British Prime Minister Theresa May will travel to Brussels on Monday to meet with European Commission President Jean-Claude Juncker, ahead of a decisive EU summit this week, a Downing Street source told AFP Sunday.

May will be joined by her Brexit Minister David Davis for the dinner to discuss Thursday’s summit of EU leaders — where Britain’s departure from the block will be high on the agenda — the source said.

Broader European and geopolitical issues will also be on the table at the meeting, which will be attended by May’s Brexit adviser Olly Robbins and Juncker’s cabinet chief Martin Selmayr, an EU source told AFP.

While Downing Street insisted the meeting has been in the diary for weeks, the British premier’s arrival in Brussels brings with it a sense of urgency after last week’s disappointing Brexit talks.

The fifth round of discussions ended on Thursday with EU negotiator Michel Barnier, who is also expected at Monday’s dinner, warning the two sides were at an “extremely disturbing” deadlock over Britain’s Brexit bill.

Brussels has insisted on reaching progress on its three priorities — the exit bill, citizens’ rights, and the border with Ireland — before moving on to talks of a future relationship with London.

The British government had hoped to have achieved sufficient progress in the negotiations by the upcoming summit in order to press on with discussions of a future partnership, but Barnier said last week he“cannot recommend” such a step forward.

The Europeans are therefore set to disappoint Britain at the summit by saying there has not been enough progress to move on to trade talks until December at the earliest, according to a draft statement obtained by AFP.

But the leaders of the 27 remaining EU countries are expected to extend an olive branch to May, by saying that Brussels should start internal preparations for talks on the future relationship with Britain.

The British prime minister will arrive in Brussels after a period of turbulence at home since losing her Conservative Party’s parliamentary majority in June after calling a snap election.

There have since been frequent reports of cabinet infighting over Brexit and, earlier this month, May fought off a plot by around 30 Conservative MPs to oust her from power.

With EU negotiations flagging, May last week told the British parliament that her government is setting money aside to prepare for Brexit — including for a no-deal scenario.

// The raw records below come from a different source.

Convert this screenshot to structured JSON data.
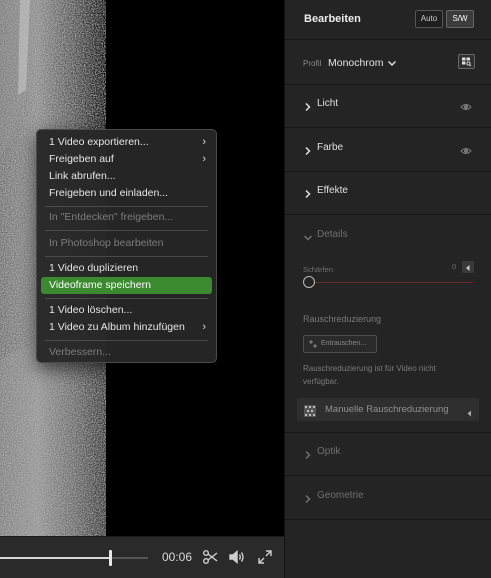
{
  "player": {
    "time": "00:06",
    "progress": 0.74
  },
  "context_menu": {
    "items": [
      {
        "label": "1 Video exportieren...",
        "submenu": true,
        "disabled": false,
        "active": false
      },
      {
        "label": "Freigeben auf",
        "submenu": true,
        "disabled": false,
        "active": false
      },
      {
        "label": "Link abrufen...",
        "submenu": false,
        "disabled": false,
        "active": false
      },
      {
        "label": "Freigeben und einladen...",
        "submenu": false,
        "disabled": false,
        "active": false
      },
      {
        "label": "In \"Entdecken\" freigeben...",
        "submenu": false,
        "disabled": true,
        "active": false
      },
      {
        "label": "In Photoshop bearbeiten",
        "submenu": false,
        "disabled": true,
        "active": false
      },
      {
        "label": "1 Video duplizieren",
        "submenu": false,
        "disabled": false,
        "active": false
      },
      {
        "label": "Videoframe speichern",
        "submenu": false,
        "disabled": false,
        "active": true
      },
      {
        "label": "1 Video löschen...",
        "submenu": false,
        "disabled": false,
        "active": false
      },
      {
        "label": "1 Video zu Album hinzufügen",
        "submenu": true,
        "disabled": false,
        "active": false
      },
      {
        "label": "Verbessern...",
        "submenu": false,
        "disabled": true,
        "active": false
      }
    ],
    "highlight_color": "#3b8a2f"
  },
  "panel": {
    "title": "Bearbeiten",
    "auto_label": "Auto",
    "sw_label": "S/W",
    "profile_label": "Profil",
    "profile_value": "Monochrom",
    "sections": {
      "licht": "Licht",
      "farbe": "Farbe",
      "effekte": "Effekte",
      "details": "Details",
      "optik": "Optik",
      "geometrie": "Geometrie"
    },
    "sharpen_label": "Schärfen",
    "sharpen_value": "0",
    "noise_heading": "Rauschreduzierung",
    "enhance_label": "Entrauschen...",
    "noise_note": "Rauschreduzierung ist für Video nicht verfügbar.",
    "manual_noise_label": "Manuelle Rauschreduzierung"
  },
  "icons": {
    "chevron_right": "chevron-right-icon",
    "chevron_down": "chevron-down-icon",
    "eye": "eye-icon",
    "profile_browser": "grid-icon",
    "trim": "scissors-icon",
    "volume": "speaker-icon",
    "fullscreen": "expand-icon"
  }
}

Britain is due to leave the bloc on March 29, 2019, although in practice a deal will have to be reached months earlier to give the European Parliament time to discuss the agreement.